Material for this exercise>

------

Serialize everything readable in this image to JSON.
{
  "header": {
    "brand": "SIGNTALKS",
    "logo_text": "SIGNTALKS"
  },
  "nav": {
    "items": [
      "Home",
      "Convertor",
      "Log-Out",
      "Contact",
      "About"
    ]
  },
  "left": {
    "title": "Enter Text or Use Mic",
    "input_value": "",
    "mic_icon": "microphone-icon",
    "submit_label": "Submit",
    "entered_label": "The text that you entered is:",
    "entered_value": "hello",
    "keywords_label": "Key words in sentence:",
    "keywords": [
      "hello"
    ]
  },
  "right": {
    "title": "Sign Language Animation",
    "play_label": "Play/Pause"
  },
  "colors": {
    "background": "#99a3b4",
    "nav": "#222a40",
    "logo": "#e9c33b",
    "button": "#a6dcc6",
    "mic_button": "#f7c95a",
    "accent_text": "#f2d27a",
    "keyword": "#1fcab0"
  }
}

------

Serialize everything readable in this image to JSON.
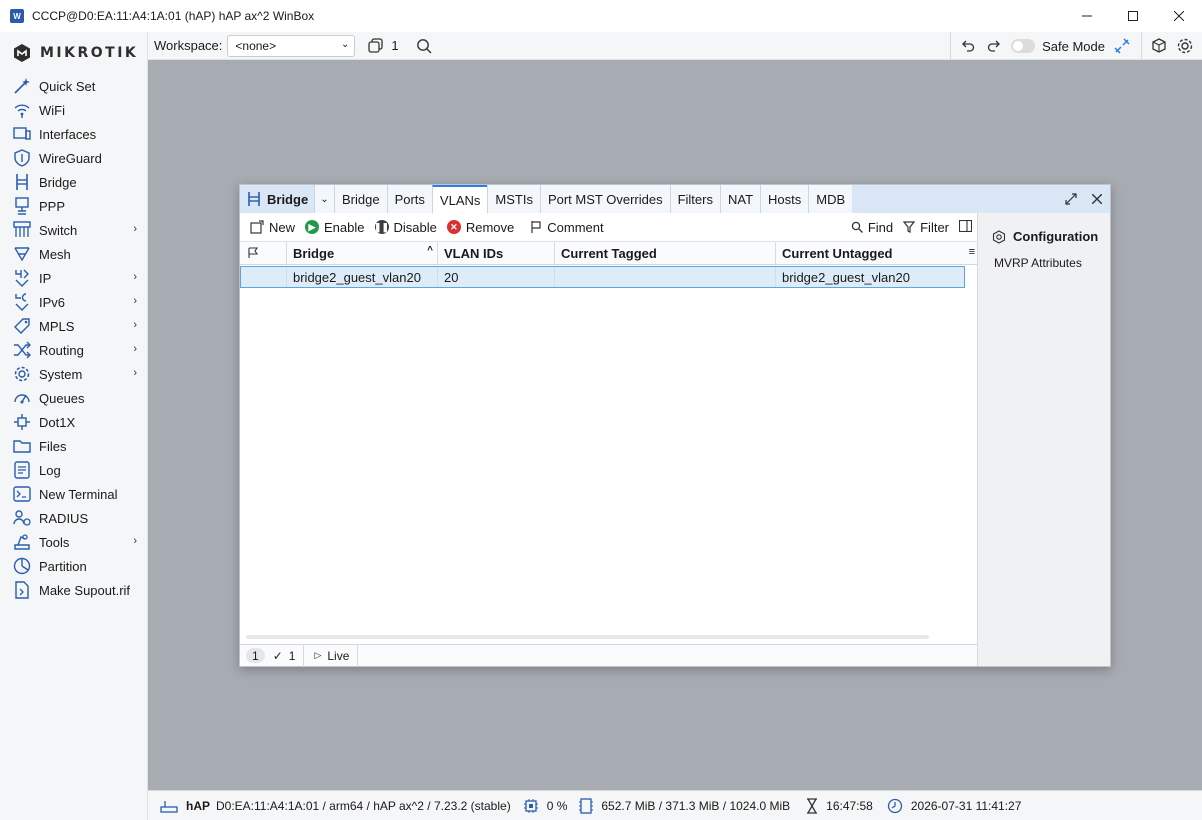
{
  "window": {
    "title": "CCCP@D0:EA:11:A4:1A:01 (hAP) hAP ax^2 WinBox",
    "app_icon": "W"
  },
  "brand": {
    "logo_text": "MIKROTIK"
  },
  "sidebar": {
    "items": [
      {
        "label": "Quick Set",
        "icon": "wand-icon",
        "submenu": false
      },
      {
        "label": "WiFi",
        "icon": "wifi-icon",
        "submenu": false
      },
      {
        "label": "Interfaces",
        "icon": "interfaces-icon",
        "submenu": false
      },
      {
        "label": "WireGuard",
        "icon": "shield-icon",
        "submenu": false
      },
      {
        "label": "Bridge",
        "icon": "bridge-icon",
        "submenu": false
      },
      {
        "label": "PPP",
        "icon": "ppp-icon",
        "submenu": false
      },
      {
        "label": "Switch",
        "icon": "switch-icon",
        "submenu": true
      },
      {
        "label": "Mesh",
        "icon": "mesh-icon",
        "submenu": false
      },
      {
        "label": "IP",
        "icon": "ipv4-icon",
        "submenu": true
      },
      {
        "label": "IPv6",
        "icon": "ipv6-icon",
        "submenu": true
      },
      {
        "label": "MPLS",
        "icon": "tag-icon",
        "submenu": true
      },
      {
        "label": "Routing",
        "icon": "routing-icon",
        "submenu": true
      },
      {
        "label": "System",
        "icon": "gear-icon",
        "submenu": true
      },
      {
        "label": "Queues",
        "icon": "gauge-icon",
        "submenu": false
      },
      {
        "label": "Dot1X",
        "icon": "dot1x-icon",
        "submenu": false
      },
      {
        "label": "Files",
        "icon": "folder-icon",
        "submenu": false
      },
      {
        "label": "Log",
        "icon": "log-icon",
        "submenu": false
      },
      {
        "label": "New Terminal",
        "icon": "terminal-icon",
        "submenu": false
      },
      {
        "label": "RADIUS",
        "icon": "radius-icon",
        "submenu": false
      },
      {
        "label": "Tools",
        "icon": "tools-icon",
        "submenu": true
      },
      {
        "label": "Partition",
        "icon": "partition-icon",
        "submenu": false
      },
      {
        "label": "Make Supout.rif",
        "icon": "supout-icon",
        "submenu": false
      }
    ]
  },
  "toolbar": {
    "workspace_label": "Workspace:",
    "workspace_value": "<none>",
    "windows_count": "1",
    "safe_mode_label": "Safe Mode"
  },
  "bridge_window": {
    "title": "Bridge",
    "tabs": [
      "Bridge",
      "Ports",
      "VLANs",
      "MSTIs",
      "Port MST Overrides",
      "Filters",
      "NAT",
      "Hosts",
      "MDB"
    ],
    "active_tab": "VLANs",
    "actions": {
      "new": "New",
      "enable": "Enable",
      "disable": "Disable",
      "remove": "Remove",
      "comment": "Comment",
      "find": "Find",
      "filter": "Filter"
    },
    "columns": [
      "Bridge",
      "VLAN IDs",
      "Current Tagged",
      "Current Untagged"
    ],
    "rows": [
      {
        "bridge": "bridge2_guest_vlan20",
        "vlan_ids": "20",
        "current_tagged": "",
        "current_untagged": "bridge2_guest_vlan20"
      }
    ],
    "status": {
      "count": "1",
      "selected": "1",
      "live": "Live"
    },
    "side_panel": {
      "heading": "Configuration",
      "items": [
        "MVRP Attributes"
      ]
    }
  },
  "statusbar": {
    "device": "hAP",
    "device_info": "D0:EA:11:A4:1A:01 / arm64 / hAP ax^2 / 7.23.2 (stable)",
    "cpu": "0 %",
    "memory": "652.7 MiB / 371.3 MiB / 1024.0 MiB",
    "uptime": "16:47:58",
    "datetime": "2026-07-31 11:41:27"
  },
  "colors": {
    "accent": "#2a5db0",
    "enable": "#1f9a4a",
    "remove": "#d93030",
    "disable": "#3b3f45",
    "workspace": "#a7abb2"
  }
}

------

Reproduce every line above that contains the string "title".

    "title": "Enter Text or Use Mic",
    "title": "Sign Language Animation",
    "title": "CCCP@D0:EA:11:A4:1A:01 (hAP) hAP ax^2 WinBox",
    "title": "Bridge",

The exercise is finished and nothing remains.